If Ji Gami was commercially viable, then why in the hell would the parent company WANT to buy the HCFM?
We’re waiting on a cure for paralysis. The parent company working on it has just started liquidating the research lab’s assets and bought a large chain of wheelchair sellers. There’s only one way to read this.[/quote]
Actually, i think there’s another way to read it.
Say ARI’s trials succeeded, and showed the process is viable and marketable.
Say they’re under a sort of gag order from the FDA, though. (They might even have a US IPO or international securities offering in the works so that complicates their ability to disclose information even further.)
Now, say they need a big network to do Phase III trials on thousands of baldies, plus to roll out the procedure once trials are all done.
A purchase of HCM would make sense.
Now, what would that “sensitive nonpublic business information” consist of, the disclosure of which caused the FTC to place sanctions on Bosley (actually the penalties are kind of mild)…?
It might mean that Bosley people (certain doctors we know) approached HCM and maybe other candidates and disclosed details of the trials that they shouldn’t have, and also discussed potential pricing for Ji Gami, etc.
The reasoning would be that this would be a major negotiating chip to strike a deal with someone like HCM, because in every sale, both sides are getting something and have to be pleased. It has to be a win-win. Maybe the $163.5 million wasn’t just outright cash, maybe it was cash + Aderans stock.
Now, in order to induce HCM to go for such a deal, Aderans would want to disclose as much as they could about the Ji Gami results.
But because the information is still classified as “sensitive, nonpublic” info, if they disclosed this in order to cut a deal, they’d be violating their responsibility not to disclose this information until they’re allowed to.
The fact that the whole thing is so closely interwoven with pricing information complicated it a lot for Bosley. (My guess is that some competitor of Bosley got wind of the talks, and reported them to the FTC. Since the whole thing was mixed up with pricing information, even if they could lawfully talk about the details of Ji Gami, just the fact that they discussed pricing may have forced the FTC to slap them with sanctions.)
Interesting that the HCM sale cleared the day after the FTC settlement.
The FTC release keeps on referring to “sensitive, nonpublic business information”.
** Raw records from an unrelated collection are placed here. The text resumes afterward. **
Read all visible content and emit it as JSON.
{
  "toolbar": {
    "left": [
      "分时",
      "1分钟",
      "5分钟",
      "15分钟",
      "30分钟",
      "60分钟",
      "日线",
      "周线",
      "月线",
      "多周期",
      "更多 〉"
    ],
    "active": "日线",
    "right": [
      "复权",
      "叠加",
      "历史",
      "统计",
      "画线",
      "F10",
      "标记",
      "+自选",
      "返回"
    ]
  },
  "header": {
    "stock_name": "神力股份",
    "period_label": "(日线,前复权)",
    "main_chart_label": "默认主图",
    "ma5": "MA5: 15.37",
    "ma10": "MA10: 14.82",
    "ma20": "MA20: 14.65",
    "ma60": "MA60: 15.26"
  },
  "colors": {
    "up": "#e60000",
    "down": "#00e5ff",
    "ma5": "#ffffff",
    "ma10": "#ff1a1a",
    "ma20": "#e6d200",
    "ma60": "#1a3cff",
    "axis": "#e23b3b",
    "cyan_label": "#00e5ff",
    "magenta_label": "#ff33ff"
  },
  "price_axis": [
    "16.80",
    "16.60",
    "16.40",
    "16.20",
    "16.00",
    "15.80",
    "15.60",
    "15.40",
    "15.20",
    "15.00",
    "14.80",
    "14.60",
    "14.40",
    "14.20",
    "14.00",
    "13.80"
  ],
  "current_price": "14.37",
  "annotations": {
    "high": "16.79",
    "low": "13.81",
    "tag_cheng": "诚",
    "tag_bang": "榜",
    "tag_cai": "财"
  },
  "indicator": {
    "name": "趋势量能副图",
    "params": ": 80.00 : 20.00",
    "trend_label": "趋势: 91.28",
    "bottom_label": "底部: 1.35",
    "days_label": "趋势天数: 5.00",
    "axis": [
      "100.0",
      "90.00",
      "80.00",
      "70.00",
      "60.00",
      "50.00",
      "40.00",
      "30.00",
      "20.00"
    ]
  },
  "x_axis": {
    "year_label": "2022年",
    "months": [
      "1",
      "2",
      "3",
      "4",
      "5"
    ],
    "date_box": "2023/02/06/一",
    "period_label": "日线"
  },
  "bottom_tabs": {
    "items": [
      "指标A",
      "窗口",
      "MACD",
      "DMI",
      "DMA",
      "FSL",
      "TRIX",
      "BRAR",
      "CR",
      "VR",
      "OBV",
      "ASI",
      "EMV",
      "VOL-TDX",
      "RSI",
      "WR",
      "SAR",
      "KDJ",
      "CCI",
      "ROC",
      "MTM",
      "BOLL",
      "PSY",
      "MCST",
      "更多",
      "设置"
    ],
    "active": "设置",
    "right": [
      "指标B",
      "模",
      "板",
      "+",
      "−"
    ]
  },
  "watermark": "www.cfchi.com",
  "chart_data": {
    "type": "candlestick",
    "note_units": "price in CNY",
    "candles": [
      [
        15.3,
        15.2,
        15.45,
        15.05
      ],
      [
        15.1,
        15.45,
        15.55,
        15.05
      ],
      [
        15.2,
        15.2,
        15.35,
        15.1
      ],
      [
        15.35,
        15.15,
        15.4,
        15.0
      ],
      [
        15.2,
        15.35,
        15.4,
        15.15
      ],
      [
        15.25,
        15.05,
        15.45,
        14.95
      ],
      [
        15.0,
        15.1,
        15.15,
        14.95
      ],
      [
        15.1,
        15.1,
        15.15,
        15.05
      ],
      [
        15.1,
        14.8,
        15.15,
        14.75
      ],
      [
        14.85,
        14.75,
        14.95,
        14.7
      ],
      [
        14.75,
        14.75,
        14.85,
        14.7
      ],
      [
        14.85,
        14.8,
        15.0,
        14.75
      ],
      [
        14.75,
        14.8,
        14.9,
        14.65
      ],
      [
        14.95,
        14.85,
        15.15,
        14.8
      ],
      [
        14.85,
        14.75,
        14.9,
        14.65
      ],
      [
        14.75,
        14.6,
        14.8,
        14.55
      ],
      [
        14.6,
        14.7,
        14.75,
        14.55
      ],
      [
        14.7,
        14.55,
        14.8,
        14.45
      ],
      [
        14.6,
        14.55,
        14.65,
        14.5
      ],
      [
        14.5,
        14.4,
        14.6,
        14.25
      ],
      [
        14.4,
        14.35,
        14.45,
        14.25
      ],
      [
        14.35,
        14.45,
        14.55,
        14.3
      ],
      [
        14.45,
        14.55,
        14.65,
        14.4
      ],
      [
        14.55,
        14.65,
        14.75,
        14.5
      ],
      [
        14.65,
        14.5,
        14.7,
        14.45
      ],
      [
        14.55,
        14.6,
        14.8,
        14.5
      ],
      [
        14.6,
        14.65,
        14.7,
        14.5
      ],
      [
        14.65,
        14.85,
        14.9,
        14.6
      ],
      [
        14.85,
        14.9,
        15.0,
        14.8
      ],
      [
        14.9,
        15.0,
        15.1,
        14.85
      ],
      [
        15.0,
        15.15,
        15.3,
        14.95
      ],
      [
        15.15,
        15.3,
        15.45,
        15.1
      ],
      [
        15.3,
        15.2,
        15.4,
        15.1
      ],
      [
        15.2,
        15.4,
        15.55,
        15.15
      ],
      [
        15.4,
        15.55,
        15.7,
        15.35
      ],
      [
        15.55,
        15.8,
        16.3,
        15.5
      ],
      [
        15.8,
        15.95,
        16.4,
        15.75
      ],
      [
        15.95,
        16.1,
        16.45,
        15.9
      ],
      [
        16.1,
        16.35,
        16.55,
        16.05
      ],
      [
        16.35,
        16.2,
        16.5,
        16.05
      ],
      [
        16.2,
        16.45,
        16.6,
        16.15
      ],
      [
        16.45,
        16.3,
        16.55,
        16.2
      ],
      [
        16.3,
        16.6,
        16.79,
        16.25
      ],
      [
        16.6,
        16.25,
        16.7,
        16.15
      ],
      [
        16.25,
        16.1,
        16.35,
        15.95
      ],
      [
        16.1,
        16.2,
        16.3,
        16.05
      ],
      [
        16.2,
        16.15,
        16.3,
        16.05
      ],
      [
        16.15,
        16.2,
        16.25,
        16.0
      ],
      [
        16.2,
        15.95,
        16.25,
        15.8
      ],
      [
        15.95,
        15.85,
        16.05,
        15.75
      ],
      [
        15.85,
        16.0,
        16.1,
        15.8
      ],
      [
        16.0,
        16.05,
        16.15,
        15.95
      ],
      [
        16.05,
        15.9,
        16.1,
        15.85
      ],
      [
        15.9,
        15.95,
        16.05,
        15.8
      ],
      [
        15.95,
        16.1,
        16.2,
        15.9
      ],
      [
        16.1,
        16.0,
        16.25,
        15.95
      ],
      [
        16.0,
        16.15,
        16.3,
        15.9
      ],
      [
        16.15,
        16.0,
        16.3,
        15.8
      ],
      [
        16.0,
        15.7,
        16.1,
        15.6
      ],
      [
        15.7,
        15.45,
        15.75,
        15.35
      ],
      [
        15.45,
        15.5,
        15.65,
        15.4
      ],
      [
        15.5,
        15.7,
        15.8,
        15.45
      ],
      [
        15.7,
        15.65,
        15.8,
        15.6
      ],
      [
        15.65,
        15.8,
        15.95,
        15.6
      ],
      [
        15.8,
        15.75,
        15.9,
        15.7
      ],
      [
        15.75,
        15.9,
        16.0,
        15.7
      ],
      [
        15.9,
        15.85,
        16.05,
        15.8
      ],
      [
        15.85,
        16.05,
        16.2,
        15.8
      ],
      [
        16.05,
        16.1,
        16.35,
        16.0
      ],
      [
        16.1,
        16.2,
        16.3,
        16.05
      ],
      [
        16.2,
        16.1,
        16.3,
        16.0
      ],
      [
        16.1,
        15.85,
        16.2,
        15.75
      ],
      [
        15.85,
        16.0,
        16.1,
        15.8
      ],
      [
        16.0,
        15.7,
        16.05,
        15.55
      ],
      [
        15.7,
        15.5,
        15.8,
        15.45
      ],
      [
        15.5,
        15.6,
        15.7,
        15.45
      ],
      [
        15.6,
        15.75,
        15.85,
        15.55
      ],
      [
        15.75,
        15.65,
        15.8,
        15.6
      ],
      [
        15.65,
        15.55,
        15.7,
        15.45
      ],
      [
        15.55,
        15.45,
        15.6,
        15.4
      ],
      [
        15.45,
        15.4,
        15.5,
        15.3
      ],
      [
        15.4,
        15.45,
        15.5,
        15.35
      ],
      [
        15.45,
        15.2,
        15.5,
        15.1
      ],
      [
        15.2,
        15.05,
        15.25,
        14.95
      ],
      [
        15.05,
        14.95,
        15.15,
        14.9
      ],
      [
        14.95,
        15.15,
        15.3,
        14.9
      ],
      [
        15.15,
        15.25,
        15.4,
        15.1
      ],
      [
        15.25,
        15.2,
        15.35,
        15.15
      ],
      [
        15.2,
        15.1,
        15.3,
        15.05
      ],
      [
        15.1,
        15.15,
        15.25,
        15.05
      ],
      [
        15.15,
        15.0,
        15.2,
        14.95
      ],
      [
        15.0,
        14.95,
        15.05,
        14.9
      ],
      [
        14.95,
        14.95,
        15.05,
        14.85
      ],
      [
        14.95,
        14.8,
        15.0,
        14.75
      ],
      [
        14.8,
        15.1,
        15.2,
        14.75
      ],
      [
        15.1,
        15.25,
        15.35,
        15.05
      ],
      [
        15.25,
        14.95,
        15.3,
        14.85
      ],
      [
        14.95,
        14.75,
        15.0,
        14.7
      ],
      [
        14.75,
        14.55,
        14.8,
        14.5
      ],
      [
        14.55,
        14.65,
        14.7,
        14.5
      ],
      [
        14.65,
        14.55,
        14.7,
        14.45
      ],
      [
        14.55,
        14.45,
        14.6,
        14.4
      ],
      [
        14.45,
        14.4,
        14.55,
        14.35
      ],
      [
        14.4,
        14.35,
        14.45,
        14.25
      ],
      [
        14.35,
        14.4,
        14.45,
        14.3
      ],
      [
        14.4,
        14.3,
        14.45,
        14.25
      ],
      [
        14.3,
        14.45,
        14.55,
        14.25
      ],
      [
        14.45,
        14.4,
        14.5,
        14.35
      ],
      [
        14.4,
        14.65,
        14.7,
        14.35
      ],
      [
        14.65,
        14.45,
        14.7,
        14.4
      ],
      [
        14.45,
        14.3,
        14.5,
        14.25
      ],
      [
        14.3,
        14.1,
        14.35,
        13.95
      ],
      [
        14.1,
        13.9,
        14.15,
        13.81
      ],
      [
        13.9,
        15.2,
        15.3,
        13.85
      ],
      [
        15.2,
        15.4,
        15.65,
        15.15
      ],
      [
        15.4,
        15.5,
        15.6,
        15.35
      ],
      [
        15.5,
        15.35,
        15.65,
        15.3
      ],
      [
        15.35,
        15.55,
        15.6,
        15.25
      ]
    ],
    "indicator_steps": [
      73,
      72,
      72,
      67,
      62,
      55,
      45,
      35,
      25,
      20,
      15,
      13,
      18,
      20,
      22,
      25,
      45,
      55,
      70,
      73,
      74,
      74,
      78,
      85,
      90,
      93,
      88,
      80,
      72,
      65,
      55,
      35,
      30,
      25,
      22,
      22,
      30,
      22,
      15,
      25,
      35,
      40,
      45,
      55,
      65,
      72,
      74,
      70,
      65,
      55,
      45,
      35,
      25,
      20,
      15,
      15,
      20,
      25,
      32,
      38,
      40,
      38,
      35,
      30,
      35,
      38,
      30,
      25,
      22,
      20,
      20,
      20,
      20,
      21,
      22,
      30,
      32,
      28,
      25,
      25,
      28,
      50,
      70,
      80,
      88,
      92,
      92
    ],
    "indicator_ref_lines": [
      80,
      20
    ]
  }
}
Some are going to say this info dealt only with standard HT pricing, and had nothing to do with Ji Gami stuff. But there’s actually no more reason to believe that right now than to think that it did. Since it’s sensitive and nonpublic, by definition the FTC wouldn’t and couldn’t describe it in its announcement.
I think there’s a good chance it actually might.